ShareThis Page
Senate plans vote to override Rendell vetoes |

Senate plans vote to override Rendell vetoes

HARRISBURG — The state Senate on Wednesday will attempt to override Gov. Ed Rendell’s vetoes for programs ranging from child care to drug and alcohol services and grants for college students.

The votes potentially could restore $2.1 billion in spending, of $12.8 billion Rendell vetoed earlier this month. But if approved by the Republican-controlled Senate — it would take a two-thirds vote, rather than a simple majority — the bills would present a dilemma for the Democrat-controlled House.

“I am not concerned” about the override attempt, said Rendell. Asked whether he would lobby the House not to override the cuts, he said: “I think they know not to do it.”

Rendell is counting on pressure from day care centers, pre-kindergarten programs, and parents of students with grants from the Pennsylvania Higher Education Assistance Agency to force lawmakers to raise new tax revenue and expand spending.

A partial budget in place, $11 billion, is covering core services such as state police, the Department of Corrections and the salaries of 77,000 state employees. Rendell signed that portion of the bill into law, but vetoed a larger share of spending.

“The governor keeps trying to sell his snake oil, but the people of Pennsylvania still aren’t buying,” said Senate President Pro Tempore Joe Scarnati, R-Jefferson County. “The governor wants a crisis atmosphere to give himself leverage in the budget negotiations — he said so directly, when he vetoed these programs.”

Scarnati said Wednesday votes would be “the first step in ensuring that vital state programs are not shut down while the overall budget negotiations continue.”

The move by Senate Republicans is an effort to put Democrats in a tough spot of having to approve the override votes or explain why they wouldn’t restore money for services that include veterans’ assistance, domestic violence and help for the homeless.

TribLIVE commenting policy

You are solely responsible for your comments and by using you agree to our Terms of Service.

We moderate comments. Our goal is to provide substantive commentary for a general readership. By screening submissions, we provide a space where readers can share intelligent and informed commentary that enhances the quality of our news and information.

While most comments will be posted if they are on-topic and not abusive, moderating decisions are subjective. We will make them as carefully and consistently as we can. Because of the volume of reader comments, we cannot review individual moderation decisions with readers.

We value thoughtful comments representing a range of views that make their point quickly and politely. We make an effort to protect discussions from repeated comments either by the same reader or different readers

We follow the same standards for taste as the daily newspaper.
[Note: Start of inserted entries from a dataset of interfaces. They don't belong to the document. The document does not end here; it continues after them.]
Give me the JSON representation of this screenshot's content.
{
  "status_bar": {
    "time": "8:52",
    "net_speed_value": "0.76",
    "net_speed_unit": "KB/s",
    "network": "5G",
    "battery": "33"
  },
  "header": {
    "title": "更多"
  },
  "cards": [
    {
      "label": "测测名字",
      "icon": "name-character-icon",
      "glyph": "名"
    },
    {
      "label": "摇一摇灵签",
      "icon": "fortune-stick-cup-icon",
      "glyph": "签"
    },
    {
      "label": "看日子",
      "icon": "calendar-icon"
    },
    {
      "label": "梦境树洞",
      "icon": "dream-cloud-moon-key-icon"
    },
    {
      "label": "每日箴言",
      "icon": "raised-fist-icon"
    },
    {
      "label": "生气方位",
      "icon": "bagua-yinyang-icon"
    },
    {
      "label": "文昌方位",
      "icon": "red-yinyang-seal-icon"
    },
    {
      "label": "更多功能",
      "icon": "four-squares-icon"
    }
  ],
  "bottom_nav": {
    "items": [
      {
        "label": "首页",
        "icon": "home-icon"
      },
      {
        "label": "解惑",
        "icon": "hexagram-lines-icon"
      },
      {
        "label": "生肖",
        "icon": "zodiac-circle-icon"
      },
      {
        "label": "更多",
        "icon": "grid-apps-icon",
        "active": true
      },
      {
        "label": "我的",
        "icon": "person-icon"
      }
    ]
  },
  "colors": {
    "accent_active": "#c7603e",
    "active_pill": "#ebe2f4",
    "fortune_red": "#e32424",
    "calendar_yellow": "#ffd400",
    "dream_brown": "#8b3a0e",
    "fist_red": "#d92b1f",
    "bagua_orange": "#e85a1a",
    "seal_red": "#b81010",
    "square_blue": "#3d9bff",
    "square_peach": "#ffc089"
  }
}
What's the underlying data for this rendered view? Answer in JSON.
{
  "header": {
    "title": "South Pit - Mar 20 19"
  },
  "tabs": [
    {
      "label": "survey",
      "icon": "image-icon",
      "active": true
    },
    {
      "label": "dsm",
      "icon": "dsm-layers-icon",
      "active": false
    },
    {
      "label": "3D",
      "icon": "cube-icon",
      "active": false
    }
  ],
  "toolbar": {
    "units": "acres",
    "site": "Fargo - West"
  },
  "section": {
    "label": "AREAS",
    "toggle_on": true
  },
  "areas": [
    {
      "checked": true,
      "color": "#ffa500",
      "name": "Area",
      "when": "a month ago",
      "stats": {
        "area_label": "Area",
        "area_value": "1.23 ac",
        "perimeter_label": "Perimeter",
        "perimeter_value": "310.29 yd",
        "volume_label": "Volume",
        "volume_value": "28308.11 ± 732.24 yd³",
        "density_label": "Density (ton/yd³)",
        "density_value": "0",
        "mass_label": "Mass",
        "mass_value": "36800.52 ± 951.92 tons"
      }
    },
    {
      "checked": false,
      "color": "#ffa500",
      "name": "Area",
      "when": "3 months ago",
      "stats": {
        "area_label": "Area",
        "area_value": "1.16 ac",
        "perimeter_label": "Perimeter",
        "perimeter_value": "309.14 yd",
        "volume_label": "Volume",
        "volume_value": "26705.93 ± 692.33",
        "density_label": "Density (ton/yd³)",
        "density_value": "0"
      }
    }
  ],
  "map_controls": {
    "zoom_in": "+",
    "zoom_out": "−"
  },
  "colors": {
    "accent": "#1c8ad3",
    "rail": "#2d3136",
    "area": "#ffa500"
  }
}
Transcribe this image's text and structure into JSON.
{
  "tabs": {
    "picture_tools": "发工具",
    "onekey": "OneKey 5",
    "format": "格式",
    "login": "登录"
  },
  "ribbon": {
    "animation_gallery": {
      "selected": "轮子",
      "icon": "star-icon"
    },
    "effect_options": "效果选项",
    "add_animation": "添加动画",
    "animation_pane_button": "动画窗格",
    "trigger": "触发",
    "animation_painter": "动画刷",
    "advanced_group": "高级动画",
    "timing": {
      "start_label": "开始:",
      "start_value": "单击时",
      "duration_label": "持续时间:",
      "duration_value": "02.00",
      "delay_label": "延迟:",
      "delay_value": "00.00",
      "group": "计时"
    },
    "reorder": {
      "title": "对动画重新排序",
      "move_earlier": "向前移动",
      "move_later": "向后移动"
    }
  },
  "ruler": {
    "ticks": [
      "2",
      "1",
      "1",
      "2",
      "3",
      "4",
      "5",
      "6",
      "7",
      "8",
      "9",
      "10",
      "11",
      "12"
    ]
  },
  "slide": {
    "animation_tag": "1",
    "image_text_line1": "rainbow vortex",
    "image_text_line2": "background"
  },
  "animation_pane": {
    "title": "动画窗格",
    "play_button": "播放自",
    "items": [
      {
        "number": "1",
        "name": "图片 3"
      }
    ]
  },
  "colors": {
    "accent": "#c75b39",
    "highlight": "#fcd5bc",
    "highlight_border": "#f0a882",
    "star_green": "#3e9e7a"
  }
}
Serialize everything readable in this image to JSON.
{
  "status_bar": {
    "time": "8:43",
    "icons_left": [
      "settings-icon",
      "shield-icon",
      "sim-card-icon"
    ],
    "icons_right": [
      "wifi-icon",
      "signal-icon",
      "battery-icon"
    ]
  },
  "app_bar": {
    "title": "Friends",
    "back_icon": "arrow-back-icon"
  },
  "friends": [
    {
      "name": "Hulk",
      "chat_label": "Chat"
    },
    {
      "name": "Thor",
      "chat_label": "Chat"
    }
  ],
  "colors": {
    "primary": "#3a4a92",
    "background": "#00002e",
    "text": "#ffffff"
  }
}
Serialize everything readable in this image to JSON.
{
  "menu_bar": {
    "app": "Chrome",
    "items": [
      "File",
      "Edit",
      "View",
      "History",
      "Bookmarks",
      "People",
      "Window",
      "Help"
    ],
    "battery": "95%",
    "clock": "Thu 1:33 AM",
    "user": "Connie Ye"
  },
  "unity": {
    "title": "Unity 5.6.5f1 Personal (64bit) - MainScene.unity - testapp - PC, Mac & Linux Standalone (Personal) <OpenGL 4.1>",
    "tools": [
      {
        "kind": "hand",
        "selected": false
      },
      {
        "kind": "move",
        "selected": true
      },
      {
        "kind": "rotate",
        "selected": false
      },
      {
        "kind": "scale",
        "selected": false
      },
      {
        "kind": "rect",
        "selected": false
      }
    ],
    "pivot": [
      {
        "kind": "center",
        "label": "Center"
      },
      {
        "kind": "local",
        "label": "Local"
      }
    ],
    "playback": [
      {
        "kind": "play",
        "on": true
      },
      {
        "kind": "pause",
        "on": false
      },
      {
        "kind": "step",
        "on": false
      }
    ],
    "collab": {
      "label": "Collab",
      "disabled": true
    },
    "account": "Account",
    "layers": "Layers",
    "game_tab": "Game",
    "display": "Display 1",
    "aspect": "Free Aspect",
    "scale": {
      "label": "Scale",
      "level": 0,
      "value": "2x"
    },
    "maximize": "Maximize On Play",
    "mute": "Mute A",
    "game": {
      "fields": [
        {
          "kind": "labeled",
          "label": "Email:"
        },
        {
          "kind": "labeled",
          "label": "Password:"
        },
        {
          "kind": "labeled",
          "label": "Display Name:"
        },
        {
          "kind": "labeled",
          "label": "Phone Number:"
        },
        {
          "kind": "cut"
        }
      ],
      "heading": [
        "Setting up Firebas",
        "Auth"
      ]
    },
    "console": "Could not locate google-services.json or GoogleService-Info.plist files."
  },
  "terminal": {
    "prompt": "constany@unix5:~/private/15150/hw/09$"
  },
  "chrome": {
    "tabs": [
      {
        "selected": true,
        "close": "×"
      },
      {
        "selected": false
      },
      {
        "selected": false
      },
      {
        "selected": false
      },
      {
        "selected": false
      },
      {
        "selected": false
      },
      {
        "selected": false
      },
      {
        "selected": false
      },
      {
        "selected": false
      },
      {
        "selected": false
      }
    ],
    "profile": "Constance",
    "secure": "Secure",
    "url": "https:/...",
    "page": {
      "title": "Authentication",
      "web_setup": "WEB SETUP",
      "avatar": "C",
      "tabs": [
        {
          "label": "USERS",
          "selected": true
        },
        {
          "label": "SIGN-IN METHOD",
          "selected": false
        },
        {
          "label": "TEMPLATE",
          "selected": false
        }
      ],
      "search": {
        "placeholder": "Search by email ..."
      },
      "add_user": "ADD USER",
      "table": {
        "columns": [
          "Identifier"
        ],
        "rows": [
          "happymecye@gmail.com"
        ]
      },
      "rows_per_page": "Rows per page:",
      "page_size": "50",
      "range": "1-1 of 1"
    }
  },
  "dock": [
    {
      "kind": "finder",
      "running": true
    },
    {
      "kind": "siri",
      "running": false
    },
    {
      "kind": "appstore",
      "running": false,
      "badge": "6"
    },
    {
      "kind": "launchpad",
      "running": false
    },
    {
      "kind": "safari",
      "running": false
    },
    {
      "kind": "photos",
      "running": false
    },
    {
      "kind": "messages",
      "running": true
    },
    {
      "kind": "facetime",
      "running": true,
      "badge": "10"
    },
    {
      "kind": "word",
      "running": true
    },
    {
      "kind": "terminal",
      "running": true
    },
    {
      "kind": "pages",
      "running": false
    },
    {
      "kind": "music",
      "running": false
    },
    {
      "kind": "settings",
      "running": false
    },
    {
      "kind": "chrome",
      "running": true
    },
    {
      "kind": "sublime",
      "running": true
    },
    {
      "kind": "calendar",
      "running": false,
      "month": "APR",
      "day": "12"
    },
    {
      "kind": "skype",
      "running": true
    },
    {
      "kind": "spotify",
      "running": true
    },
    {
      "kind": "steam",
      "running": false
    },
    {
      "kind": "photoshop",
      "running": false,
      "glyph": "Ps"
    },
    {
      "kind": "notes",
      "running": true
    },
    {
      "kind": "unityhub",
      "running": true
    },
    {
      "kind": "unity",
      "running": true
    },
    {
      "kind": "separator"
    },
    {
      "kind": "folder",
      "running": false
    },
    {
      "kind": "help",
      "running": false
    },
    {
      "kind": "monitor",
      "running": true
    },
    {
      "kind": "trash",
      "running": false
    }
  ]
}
A few things we won't tolerate: personal attacks, obscenity, vulgarity, profanity (including expletives and letters followed by dashes), commercial promotion, impersonations, incoherence, proselytizing and SHOUTING. Don't include URLs to Web sites.

We do not edit comments. They are either approved or deleted. We reserve the right to edit a comment that is quoted or excerpted in an article. In this case, we may fix spelling and punctuation.

We welcome strong opinions and criticism of our work, but we don't want comments to become bogged down with discussions of our policies and we will moderate accordingly.

We appreciate it when readers and people quoted in articles or blog posts point out errors of fact or emphasis and will investigate all assertions. But these suggestions should be sent via e-mail. To avoid distracting other readers, we won't publish comments that suggest a correction. Instead, corrections will be made in a blog post or in an article.